And that’s with everything, I used to always tell Hayden I wish I was as smart as you, or i wish i was as good at this as you and so on and so forth. He would just smile and tell me sweetly as he always does, “but baby you are smart.. you Can do this and that just as good, if not better” I would smile and think he’s sweet but I never believed him, until now. i mean lets face it, i never tried to be as smart or as good at english or as good at grammar…i never read the books Hayden read where he knows all these strange facts and i never cared too anyway, so how could I be jealous? But now i see that i can be everything that i thought i couldn’t, i just have to actually try and put the work into it. And not just any work, but good work. You have to put good work in. You have to explore, you have to constantly push your limits and get out of your comfort zone to really progress. It’s seriously crazy to me that i used to not want to ever put in any work but i always wanted the end result. i thought thats how it worked. and that blows my mind now. because sometimes honestly, the best part for me now is all the hard work i put in. and because of that, i have a deeper sense of understanding and knowledge and appreciation for what i do and what others do. I have a greater scope of things that i want to share. i have a deeper perspective and i have a greater drive.
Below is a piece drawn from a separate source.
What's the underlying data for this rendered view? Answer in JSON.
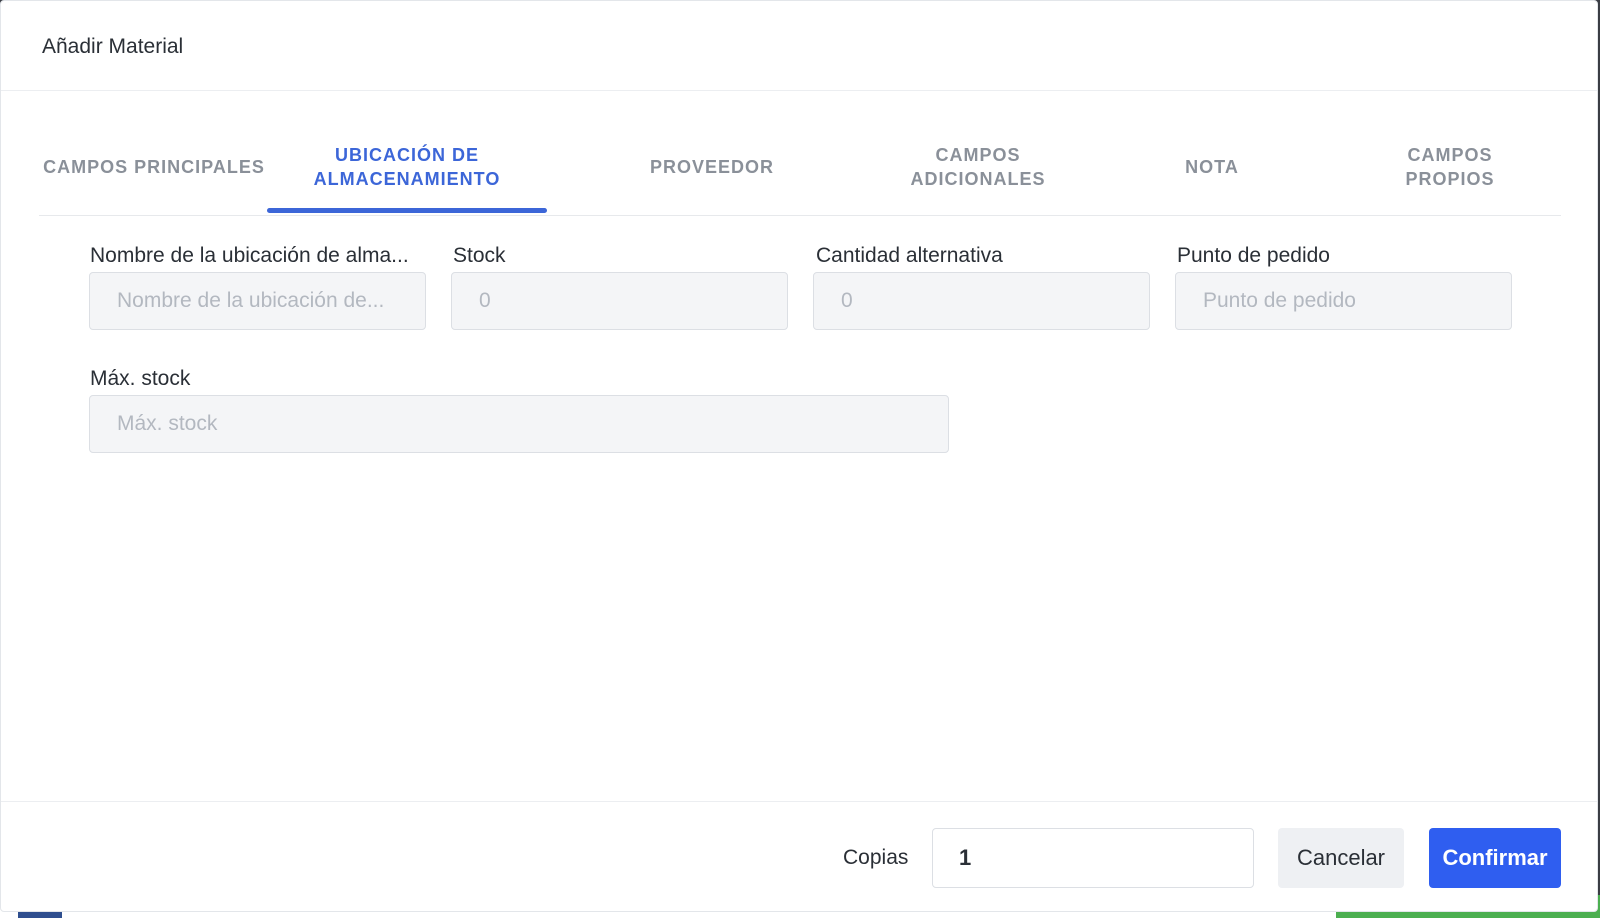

Here are some self portraits we took in West Texas to celebrate 4 years together.